====== Records to process ======

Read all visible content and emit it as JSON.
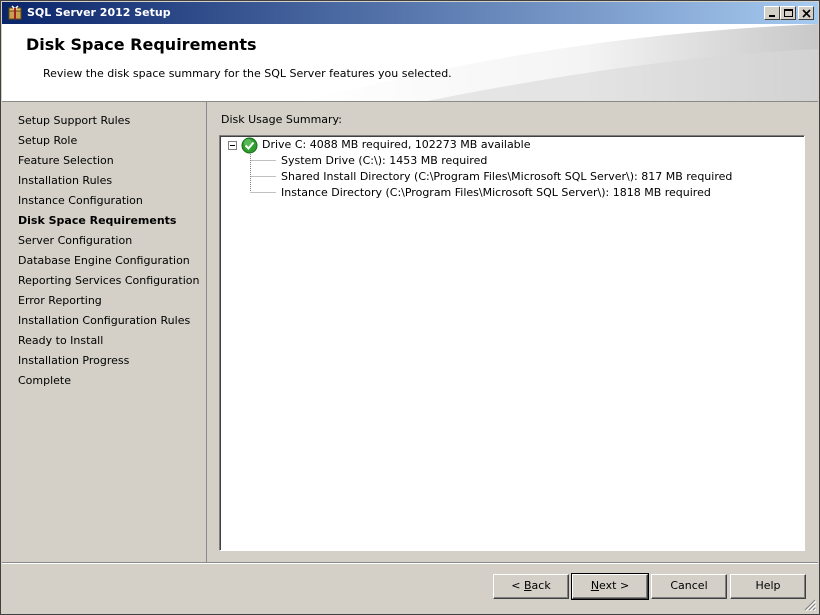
{
  "window": {
    "title": "SQL Server 2012 Setup"
  },
  "header": {
    "title": "Disk Space Requirements",
    "description": "Review the disk space summary for the SQL Server features you selected."
  },
  "sidebar": {
    "items": [
      {
        "label": "Setup Support Rules"
      },
      {
        "label": "Setup Role"
      },
      {
        "label": "Feature Selection"
      },
      {
        "label": "Installation Rules"
      },
      {
        "label": "Instance Configuration"
      },
      {
        "label": "Disk Space Requirements",
        "active": true
      },
      {
        "label": "Server Configuration"
      },
      {
        "label": "Database Engine Configuration"
      },
      {
        "label": "Reporting Services Configuration"
      },
      {
        "label": "Error Reporting"
      },
      {
        "label": "Installation Configuration Rules"
      },
      {
        "label": "Ready to Install"
      },
      {
        "label": "Installation Progress"
      },
      {
        "label": "Complete"
      }
    ]
  },
  "main": {
    "summary_label": "Disk Usage Summary:",
    "tree": {
      "root": "Drive C: 4088 MB required, 102273 MB available",
      "children": [
        "System Drive (C:\\): 1453 MB required",
        "Shared Install Directory (C:\\Program Files\\Microsoft SQL Server\\): 817 MB required",
        "Instance Directory (C:\\Program Files\\Microsoft SQL Server\\): 1818 MB required"
      ]
    }
  },
  "buttons": {
    "back_prefix": "< ",
    "back_hotkey": "B",
    "back_rest": "ack",
    "next_hotkey": "N",
    "next_rest": "ext >",
    "cancel": "Cancel",
    "help": "Help"
  },
  "icons": {
    "app": "sql-server-setup-icon",
    "status": "green-check-icon"
  },
  "colors": {
    "titlebar_start": "#0a246a",
    "titlebar_end": "#a6caf0",
    "window_bg": "#d4d0c8",
    "success": "#2e9e2e"
  }
}
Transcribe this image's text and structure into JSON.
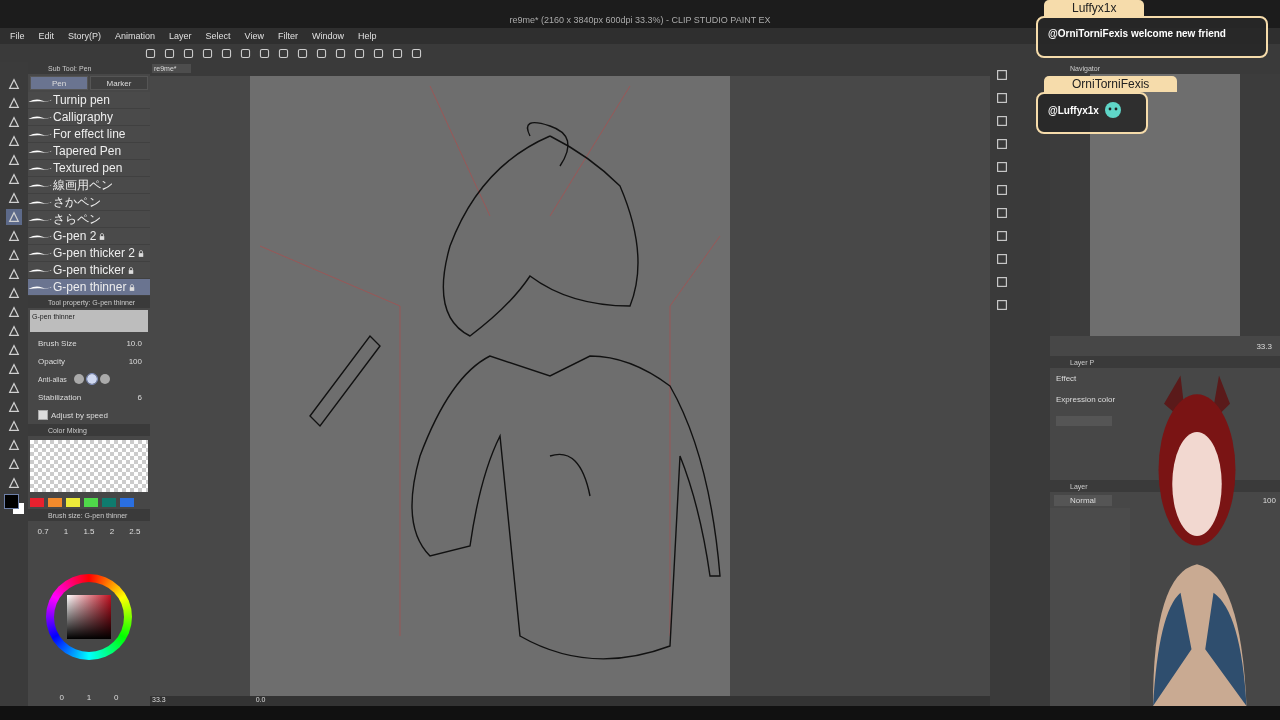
{
  "window": {
    "title": "re9me* (2160 x 3840px 600dpi 33.3%) - CLIP STUDIO PAINT EX"
  },
  "menu": [
    "File",
    "Edit",
    "Story(P)",
    "Animation",
    "Layer",
    "Select",
    "View",
    "Filter",
    "Window",
    "Help"
  ],
  "sub_tool": {
    "title": "Sub Tool: Pen",
    "tabs": [
      {
        "label": "Pen",
        "selected": true
      },
      {
        "label": "Marker",
        "selected": false
      }
    ],
    "brushes": [
      {
        "name": "Turnip pen",
        "locked": false,
        "selected": false
      },
      {
        "name": "Calligraphy",
        "locked": false,
        "selected": false
      },
      {
        "name": "For effect line",
        "locked": false,
        "selected": false
      },
      {
        "name": "Tapered Pen",
        "locked": false,
        "selected": false
      },
      {
        "name": "Textured pen",
        "locked": false,
        "selected": false
      },
      {
        "name": "線画用ペン",
        "locked": false,
        "selected": false
      },
      {
        "name": "さかペン",
        "locked": false,
        "selected": false
      },
      {
        "name": "さらペン",
        "locked": false,
        "selected": false
      },
      {
        "name": "G-pen 2",
        "locked": true,
        "selected": false
      },
      {
        "name": "G-pen thicker 2",
        "locked": true,
        "selected": false
      },
      {
        "name": "G-pen thicker",
        "locked": true,
        "selected": false
      },
      {
        "name": "G-pen thinner",
        "locked": true,
        "selected": true
      }
    ]
  },
  "tool_property": {
    "title": "Tool property: G-pen thinner",
    "preview_label": "G-pen thinner",
    "rows": [
      {
        "kind": "value",
        "label": "Brush Size",
        "value": "10.0"
      },
      {
        "kind": "value",
        "label": "Opacity",
        "value": "100"
      },
      {
        "kind": "antialias",
        "label": "Anti-alias"
      },
      {
        "kind": "value",
        "label": "Stabilization",
        "value": "6"
      },
      {
        "kind": "check",
        "label": "Adjust by speed",
        "checked": true
      }
    ]
  },
  "color_mixing": {
    "title": "Color Mixing",
    "swatches": [
      {
        "color": "#e8212e"
      },
      {
        "color": "#f28a2c"
      },
      {
        "color": "#ecea3a"
      },
      {
        "color": "#4fd84a"
      },
      {
        "color": "#0f7b6e"
      },
      {
        "color": "#2a6fe0"
      }
    ]
  },
  "brush_size": {
    "title": "Brush size: G-pen thinner",
    "sizes": [
      "0.7",
      "1",
      "1.5",
      "2",
      "2.5"
    ]
  },
  "color_wheel": {
    "values": [
      "0",
      "1",
      "0"
    ]
  },
  "canvas": {
    "tab": "re9me*",
    "zoom": "33.3",
    "angle": "0.0"
  },
  "navigator": {
    "tab": "Navigator",
    "zoom": "33.3"
  },
  "layer_property": {
    "title": "Layer P",
    "section": "Effect",
    "field": "Expression color"
  },
  "layer_panel": {
    "title": "Layer",
    "blend": "Normal",
    "opacity": "100"
  },
  "chat": [
    {
      "user": "Luffyx1x",
      "message": "@OrniTorniFexis welcome new friend"
    },
    {
      "user": "OrniTorniFexis",
      "message": "@Luffyx1x"
    }
  ]
}
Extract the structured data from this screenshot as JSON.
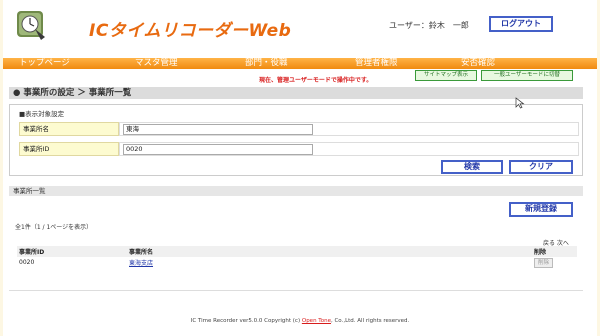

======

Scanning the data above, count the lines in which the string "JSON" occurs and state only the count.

## Result
3